Lateral Epicondylitis, or as it is more commonly referred to, tennis elbow is an overuse injury of the forearm and its attaching muscles (the wrist extensor muscles) that cause pain at the lateral side of the elbow.
Tennis elbow usually affects the dominant arm in about 75% of people and it arises as a result of repeated wrist extension activities, as would occur in someone who plays tennis using a backhand technique, hence the name. However, in actual fact it is often seen in non-
There is never usually any history of direct trauma to the elbow, but the pain is of a gradual onset with no apparent cause, yet if questioned further, a history of increasing use of the wrist extensor muscles can be elicited. The pain can vary from mild pain that is only present when wrist extension occurs, or it may present with severe pain where even holding up a glass of water may be too painful.
The pain is located at the lateral (outer) side of the elbow and is worse when objects are gripped with the hand, or when shaking hands. Some associated numbness of the forearm may also be present.

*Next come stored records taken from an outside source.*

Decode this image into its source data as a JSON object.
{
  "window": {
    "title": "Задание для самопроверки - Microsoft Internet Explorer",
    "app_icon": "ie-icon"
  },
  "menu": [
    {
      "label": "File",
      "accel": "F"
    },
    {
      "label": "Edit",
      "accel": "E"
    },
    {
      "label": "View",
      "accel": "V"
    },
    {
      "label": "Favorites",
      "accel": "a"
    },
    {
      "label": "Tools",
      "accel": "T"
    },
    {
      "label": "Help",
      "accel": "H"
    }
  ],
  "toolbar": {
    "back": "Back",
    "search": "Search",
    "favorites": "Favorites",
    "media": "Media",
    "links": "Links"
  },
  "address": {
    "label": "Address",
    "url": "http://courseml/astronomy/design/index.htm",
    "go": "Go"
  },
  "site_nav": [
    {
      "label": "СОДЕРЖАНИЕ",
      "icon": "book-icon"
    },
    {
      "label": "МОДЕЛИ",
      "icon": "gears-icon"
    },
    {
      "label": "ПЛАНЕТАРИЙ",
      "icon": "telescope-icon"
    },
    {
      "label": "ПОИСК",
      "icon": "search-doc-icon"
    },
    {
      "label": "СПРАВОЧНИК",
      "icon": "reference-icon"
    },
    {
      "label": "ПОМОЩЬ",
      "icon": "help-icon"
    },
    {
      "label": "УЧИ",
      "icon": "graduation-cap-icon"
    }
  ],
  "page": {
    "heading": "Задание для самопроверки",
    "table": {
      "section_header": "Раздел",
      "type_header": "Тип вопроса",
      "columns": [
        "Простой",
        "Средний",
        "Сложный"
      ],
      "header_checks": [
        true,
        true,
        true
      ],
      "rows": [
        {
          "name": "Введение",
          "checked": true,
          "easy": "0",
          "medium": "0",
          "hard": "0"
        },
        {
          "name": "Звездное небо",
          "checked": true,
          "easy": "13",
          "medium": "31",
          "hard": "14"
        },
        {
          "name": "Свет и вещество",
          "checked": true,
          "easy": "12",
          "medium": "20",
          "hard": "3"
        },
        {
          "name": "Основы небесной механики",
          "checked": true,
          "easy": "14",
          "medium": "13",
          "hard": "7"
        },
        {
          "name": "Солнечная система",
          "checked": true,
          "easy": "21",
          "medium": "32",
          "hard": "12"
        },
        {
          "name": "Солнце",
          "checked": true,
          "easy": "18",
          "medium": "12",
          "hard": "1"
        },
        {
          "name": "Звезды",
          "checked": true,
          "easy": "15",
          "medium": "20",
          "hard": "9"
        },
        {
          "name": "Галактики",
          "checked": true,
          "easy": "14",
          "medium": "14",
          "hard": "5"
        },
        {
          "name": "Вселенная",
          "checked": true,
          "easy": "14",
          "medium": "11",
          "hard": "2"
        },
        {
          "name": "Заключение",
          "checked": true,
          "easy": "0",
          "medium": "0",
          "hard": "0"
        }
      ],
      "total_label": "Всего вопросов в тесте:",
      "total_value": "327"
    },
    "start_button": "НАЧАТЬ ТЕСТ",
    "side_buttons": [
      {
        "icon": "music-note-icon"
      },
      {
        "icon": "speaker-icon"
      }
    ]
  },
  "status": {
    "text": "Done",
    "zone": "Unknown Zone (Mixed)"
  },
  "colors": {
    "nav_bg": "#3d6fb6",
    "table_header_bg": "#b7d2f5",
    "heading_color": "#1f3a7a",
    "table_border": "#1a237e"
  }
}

The diagnosis is does not usually require any imaging or scanning as the history and examination is adequate in most cases. However, if imaging is required, ultrasound is the best form of imaging, where the tendon of the wrist extensors that attaches to the elbow is seen to be degenerate (tendinopathic). Occassionally specks of calcium may also be seen within the tendon
The tendon that is affected is known to be degenerate (tendinopathic), and not inflammatory, as was previously thought. Hence any form of treatment that involves anti-
Adequate treatment should focus mainly on removal on the factors that resulted in this injury in the first place. Individual assessment of the cause must be carried out, as it is related to overuse – usually to one’s regular job activities or hobbies.
Definitive possible options for long term treatment may include rest, ice and alteration of activities undertaken. Additional interventions may include:
Eccentric loading exercise programme aimed at stretching and strengthening the injured tendon to restore it to its normal strength and form
Dry needling of the tendinopathic (degenerative) tendon, with the idea of stimulating an inflammatory response within the tendon, so as to enable healing.
Calcium deposits within the tendon may at times need to be broken down to decrease the pain
Extracorporeal shock wave therapy, where shock waves are directed at the tendon to hasten tendon healing
Platelet rich plasma injection, where blood is taken out of a normal arm vein, then spun down so as to separate the blood cells from the plasma. The plasma, rich in healing factors, is then injected into the tendon, to enable healing
Surgical interventions are reserved as a last resort when all other options have failed.
On the other hand, a golfer’s elbow is much less common, but has the same type of pathology as a tennis elbow. The only difference is that it affects the inner (medial) side of the elbow and the muscles that cause wrist flexion. It is referred to as golfer’s elbow as it is the type of wrist movement that golfer’s carry out, yet it is more often than not, found in non-